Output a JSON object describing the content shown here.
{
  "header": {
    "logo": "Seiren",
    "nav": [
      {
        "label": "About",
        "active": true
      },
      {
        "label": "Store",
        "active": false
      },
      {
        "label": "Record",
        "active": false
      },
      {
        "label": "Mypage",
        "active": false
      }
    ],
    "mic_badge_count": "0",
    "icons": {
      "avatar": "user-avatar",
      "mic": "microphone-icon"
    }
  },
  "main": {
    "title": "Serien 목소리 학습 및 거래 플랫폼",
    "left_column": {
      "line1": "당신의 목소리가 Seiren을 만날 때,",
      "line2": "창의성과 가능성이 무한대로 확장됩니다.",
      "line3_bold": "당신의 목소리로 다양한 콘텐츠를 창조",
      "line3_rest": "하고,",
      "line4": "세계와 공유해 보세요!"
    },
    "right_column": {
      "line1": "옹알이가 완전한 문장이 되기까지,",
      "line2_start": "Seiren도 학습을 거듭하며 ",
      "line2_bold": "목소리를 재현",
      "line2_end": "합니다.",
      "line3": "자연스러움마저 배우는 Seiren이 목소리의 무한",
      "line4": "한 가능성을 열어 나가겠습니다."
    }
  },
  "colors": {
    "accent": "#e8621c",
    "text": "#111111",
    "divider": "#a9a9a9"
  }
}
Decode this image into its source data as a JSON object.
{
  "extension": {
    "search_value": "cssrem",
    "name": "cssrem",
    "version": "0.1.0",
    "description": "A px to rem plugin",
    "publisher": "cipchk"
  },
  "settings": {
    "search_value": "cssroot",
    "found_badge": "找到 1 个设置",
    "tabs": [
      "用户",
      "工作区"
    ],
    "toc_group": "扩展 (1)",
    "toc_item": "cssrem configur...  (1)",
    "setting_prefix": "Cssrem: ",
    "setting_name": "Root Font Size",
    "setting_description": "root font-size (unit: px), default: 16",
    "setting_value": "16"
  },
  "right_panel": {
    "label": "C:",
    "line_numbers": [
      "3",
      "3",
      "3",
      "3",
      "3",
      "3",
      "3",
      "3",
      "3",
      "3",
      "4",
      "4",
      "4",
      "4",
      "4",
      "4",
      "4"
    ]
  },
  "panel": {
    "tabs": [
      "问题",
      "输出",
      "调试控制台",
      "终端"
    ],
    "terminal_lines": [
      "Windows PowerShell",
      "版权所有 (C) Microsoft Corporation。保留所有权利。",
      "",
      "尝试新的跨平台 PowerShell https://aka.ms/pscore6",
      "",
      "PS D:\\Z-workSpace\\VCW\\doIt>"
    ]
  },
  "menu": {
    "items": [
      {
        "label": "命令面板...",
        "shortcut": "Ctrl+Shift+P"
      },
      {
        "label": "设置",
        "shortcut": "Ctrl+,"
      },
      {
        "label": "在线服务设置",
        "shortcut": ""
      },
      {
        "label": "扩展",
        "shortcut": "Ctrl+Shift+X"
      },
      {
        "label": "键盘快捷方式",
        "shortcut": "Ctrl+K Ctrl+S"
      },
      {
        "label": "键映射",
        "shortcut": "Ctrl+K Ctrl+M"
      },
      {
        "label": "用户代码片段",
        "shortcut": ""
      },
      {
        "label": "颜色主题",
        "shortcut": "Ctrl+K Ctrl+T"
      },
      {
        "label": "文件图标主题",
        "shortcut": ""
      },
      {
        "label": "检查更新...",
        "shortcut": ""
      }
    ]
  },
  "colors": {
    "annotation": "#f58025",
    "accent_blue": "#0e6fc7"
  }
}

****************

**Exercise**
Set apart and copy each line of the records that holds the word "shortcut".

**Written answer**
        "shortcut": "Ctrl+Shift+P"
        "shortcut": "Ctrl+,"
        "shortcut": ""
        "shortcut": "Ctrl+Shift+X"
        "shortcut": "Ctrl+K Ctrl+S"
        "shortcut": "Ctrl+K Ctrl+M"
        "shortcut": ""
        "shortcut": "Ctrl+K Ctrl+T"
        "shortcut": ""
        "shortcut": ""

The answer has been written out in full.